Any MPE synths that you particularly like?
The Sculpture synth in Apple's Logic and MainStage is currently my favorite synthesizer. It uses physical modeling, and I think that the quality and flexibility of its sounds, and creative and highly functional user-interface, are great. Physical modeling gives you the sonic richness and accuracy of samples, but with the expressive malleability of synthesis. I also love the SWAM software wind and bowed-string instruments from www.audiomodeling.com.
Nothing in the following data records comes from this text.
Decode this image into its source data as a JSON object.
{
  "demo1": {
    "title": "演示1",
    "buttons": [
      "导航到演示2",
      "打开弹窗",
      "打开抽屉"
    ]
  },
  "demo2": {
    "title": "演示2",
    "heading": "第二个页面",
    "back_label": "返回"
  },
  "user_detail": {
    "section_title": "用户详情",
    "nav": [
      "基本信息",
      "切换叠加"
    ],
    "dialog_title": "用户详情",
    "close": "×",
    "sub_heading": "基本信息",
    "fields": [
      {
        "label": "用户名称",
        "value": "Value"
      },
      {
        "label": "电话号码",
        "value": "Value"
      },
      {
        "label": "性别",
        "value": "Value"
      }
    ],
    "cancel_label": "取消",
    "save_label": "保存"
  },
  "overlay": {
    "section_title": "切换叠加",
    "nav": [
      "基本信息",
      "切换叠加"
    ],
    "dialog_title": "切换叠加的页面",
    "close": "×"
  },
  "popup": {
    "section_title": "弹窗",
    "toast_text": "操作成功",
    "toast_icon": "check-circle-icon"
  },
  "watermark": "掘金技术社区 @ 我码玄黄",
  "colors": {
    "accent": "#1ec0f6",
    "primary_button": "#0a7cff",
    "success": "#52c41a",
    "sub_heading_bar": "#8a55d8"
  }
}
It uses physical modeling and some samples in combination, which under their design perfectionism results in software instruments that are sonically perfect and continuously malleable in loudness, pitch and timbre as the instruments they model, something samples aren't capable of.
Do you have any final advice for people developing a MPE instrument or controller at this point?
I would suggest thinking about whether you're interested in extending a past metaphor or whether the advantages of breaking with the past are worth it. Some people are thinking more out of the box, like Lippold Haken or what I would like to think I'm doing. We're asking what the best human interface for music is that can be created from the technology of 2022, which we feel offers significant advantages over traditional instruments developed with the technology of perhaps the year 1700. In centuries past, there have been wonderful technologies. There were strings, blown tubes, frets, and most recently electricity. Now we have different technologies. We have different sensing methods. We have different software technologies, different things you can use to make a better instrument for today.
Give it time, give it time. The good news is that time moves faster these days. Think how long it took for the guitar or violin or saxophone to gain popularity. It seems to me that expressive controllers are being accepted faster by comparison.